Alan Cheuse was a longtime book critic for NPR and a professor at George Mason University for 30 years. He wrote two-minute book reviews for “All Things Considered” on NPR (about 1,200 in all) as well as many more reviews for various publications, including dozens for The Times. He also hosted an NPR program called “The Sound of Writing.”
Alan Stuart Cheuse was born in Perth Amboy, N.J., on Jan. 23, 1940. His father was Philip Kaplan Cheuse, who was born in Ukraine, and defected from the Russian air force. His mother was the former Matilda Diamond.
After reading a manuscript about his father’s upbringing, the younger Alan Cheuse wrote in “Fall Out of Heaven,” “We’re traveling light but we’re encumbered, like all wanderers, with the ineffable but ever-present baggage of everything that’s come before.”
He studied literature at Rutgers University, from which he graduated with a bachelor’s degree in 1961 and where he returned to earn a doctorate in comparative literature in 1974.
Alan Cheuse taught alongside Bernard Malamud at Bennington College in Vermont. He also taught at Sewanee: The University of the South, the University of Virginia and the University of Michigan. At the time of his death in 2105, he had been teaching at George Mason University in Fairfax, Va.
“Live as much as you can, read as much as you can, and write as much as you can,” Cheuse taught would-be authors. Mr. Cheuse’s hope was for American writers to step out into the world, and to bring the world to America through books. This is the main focus of the Cheuse Center.
As we marked with deep sadness the passing of our beloved Alan, we are heartened and overjoyed by the formation of the Alan Cheuse International Writers Center at George Mason University. For Alan it would have been a dream come true to help create this. For us, it is a profound testament and legacy to the man we knew not only as husband, father, and grandfather, but also as an unstoppable force in the literary landscape.

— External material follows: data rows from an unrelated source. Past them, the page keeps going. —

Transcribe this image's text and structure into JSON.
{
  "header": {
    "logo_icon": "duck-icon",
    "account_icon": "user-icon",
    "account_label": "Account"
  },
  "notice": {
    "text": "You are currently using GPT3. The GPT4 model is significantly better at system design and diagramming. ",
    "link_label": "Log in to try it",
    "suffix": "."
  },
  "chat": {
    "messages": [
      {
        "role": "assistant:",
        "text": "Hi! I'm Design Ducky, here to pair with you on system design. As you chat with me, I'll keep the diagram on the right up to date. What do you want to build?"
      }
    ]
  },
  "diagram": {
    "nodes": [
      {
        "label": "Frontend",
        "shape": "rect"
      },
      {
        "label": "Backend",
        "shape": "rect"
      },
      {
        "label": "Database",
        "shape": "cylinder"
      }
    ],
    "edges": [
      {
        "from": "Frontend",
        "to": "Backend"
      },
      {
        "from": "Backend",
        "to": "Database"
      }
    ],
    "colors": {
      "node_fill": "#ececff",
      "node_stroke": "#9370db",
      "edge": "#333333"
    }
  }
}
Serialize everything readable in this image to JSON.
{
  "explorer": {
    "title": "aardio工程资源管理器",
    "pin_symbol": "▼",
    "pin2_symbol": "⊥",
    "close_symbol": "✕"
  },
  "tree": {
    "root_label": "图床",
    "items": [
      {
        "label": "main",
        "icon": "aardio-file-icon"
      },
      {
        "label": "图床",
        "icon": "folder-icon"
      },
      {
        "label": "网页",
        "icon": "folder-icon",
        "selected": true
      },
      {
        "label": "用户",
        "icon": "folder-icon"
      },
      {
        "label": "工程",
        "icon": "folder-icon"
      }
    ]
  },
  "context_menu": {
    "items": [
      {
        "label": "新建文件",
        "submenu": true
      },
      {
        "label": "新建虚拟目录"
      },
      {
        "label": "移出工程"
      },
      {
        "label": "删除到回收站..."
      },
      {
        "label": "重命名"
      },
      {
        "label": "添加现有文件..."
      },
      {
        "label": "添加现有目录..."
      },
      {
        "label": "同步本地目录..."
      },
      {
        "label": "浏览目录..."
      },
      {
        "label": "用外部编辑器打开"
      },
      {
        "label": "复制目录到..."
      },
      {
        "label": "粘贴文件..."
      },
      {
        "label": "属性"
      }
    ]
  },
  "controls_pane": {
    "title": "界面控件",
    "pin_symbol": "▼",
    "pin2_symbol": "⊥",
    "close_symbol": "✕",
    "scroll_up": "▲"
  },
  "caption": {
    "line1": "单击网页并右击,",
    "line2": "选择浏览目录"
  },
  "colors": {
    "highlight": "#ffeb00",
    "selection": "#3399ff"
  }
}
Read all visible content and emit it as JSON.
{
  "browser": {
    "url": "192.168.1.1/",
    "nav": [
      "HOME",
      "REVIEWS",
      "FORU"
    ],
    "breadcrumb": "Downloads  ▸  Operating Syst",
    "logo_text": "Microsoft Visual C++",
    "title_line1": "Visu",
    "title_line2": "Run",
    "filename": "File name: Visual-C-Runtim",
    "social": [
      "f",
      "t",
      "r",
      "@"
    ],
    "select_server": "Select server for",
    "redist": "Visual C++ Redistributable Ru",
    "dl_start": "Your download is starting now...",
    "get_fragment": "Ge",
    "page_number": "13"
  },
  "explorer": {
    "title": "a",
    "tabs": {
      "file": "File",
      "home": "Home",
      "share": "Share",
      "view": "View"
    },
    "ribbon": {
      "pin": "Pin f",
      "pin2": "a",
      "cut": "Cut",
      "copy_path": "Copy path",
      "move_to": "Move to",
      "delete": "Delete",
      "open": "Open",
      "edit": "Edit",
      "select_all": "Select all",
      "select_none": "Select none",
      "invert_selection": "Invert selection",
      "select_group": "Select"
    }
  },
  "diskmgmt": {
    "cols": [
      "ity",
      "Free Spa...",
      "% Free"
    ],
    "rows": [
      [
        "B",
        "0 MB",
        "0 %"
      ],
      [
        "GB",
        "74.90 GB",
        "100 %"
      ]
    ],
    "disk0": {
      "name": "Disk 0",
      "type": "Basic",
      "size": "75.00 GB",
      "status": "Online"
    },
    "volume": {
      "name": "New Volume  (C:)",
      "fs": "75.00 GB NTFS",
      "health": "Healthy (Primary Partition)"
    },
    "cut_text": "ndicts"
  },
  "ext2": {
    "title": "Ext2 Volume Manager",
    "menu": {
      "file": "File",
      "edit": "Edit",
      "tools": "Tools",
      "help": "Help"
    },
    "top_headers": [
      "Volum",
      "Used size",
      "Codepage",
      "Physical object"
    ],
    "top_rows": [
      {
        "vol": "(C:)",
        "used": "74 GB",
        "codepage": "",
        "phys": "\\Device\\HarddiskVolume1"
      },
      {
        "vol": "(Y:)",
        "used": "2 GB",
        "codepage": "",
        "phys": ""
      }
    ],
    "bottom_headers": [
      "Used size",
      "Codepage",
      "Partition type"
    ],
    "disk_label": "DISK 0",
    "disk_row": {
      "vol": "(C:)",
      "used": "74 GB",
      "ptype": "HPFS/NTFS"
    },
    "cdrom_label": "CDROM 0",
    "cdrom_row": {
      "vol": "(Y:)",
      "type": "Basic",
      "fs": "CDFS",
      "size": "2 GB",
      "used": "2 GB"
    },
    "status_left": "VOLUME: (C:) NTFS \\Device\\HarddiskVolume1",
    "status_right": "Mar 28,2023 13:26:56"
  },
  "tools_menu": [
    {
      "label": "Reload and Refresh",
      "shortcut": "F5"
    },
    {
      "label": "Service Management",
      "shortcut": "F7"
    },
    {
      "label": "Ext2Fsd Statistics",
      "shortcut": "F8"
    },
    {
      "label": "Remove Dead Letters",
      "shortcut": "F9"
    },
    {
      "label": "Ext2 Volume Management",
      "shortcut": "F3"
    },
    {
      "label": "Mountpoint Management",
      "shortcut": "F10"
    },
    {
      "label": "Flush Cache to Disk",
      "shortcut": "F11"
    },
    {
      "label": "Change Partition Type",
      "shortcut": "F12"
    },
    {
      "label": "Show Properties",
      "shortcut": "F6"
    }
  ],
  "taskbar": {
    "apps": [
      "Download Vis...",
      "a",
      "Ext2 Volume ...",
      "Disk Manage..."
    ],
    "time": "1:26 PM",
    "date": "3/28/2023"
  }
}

We witnessed Alan’s devotion to literature first-hand, reflected in his daily reading and writing routines, which we saw him follow like clockwork. “I don’t do brunch,” he would say, so he could protect even his weekend morning time for books, and then regale us with new stories at dinner. There was always a review deadline, a novel in progress, a class to prepare. Yet it was this passion for the writing life--for Alan the two were inseparable--that inspired generations of students and launched hundreds of writers who were often first discovered through Alan’s unforgettable radio voice soaring through the air waves on NPR’s “All Things Considered”-- his finely etched reviews themselves miniatures of literary craft.
Alan’s vision for an international writing center at George Mason grew out of his lifelong commitment to reading and promoting the work of authors across a broad cultural spectrum. If ever you came across the stacks and stacks of books in his office, chances are you would find that many writers were from outside the United States. Such was Alan’s insatiable appetite for discovering unknown, at least in the West, contemporary writers from, say, far away China, India, Nigeria.
Alan’s global thrust into the wide world of literature began at an early age. In his essay, “Writing it down for James,” Alan lovingly recalled, at age three, snuggling up in bed with his parents, while his own immigrant father read to him in his native tongue from a book of Russian fairy tales. Knowing the works of writers internationally thus became a vital part of Alan’s humanity as a writer, and, over the years, as he grew into his role as beloved teacher and wise elder, he became increasingly insistent that his students have the opportunity of stepping into worlds far different from their own, just as he described finding himself as a writer in places ranging from the U.S.-Mexico border, to Bali, to New Zealand in A Trance After Breakfast and in tracing his own father’s journey across the world in Fall Out Of Heaven. In Alan’s words, in order “To know another mind. To know another life. To feel oneself in the heart of another human being.”
Under the guidance of Matt Davis, director of the Center, Alan’s dreams have been more than realized. Not only has Matt reached the Center’s goals for establishing an international exchange between George Mason University’s MFA program in Creative Writing and writers from abroad, but, in addition, he has launched innovative programs on the GMU campus and at embassies and cultural centers in the greater Washington, D.C. area. Alan would be delighted, and we couldn’t be more grateful.
Please join us in supporting The Alan Cheuse International Writers Center to celebrate its first year. We are committed to seeing it grow and succeed at a time when the capacity to embrace each other’s differences across the boundaries of our own country and throughout all nations is under such threat. Let The Cheuse Center become a home for bringing together writers and voices from around the world. This would have been Alan’s hope and it is our great hope for us all.
We’re looking forward to seeing you at upcoming Cheuse Center events.
Kris, Sonya, Emma, Josh and the whole Cheuse Family